Supplied data:
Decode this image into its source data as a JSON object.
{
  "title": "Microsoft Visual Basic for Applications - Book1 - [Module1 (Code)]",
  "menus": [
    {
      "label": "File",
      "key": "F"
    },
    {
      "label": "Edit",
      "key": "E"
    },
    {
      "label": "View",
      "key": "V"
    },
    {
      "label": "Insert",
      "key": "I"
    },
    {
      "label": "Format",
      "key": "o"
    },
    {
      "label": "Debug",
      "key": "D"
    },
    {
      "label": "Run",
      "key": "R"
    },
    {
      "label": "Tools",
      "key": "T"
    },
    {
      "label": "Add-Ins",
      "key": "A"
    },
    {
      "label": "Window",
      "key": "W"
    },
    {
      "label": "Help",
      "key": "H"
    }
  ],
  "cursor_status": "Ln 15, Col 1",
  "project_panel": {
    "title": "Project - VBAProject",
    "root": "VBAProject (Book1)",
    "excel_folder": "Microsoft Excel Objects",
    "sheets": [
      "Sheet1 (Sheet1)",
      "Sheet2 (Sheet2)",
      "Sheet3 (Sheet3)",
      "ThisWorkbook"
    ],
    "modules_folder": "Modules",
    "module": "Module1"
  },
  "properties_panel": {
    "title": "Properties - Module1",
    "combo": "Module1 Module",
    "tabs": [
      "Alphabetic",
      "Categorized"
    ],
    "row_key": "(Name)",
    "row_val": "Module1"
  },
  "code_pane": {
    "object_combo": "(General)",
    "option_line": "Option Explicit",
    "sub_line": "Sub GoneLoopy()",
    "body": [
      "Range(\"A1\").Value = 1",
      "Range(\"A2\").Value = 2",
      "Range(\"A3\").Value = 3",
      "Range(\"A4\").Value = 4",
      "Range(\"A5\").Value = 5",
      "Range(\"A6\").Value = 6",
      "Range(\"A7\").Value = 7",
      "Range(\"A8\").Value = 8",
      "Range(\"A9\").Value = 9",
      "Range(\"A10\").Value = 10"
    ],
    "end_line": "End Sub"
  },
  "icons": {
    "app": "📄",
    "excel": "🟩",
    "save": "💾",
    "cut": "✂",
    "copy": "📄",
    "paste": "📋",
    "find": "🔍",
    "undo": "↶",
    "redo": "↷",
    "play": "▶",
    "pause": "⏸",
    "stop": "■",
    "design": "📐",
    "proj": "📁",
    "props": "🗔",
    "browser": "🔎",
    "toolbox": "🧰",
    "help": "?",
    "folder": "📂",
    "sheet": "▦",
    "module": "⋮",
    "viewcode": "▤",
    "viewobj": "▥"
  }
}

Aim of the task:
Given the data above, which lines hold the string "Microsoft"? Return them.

Solution to this problem:
  "title": "Microsoft Visual Basic for Applications - Book1 - [Module1 (Code)]",
    "excel_folder": "Microsoft Excel Objects",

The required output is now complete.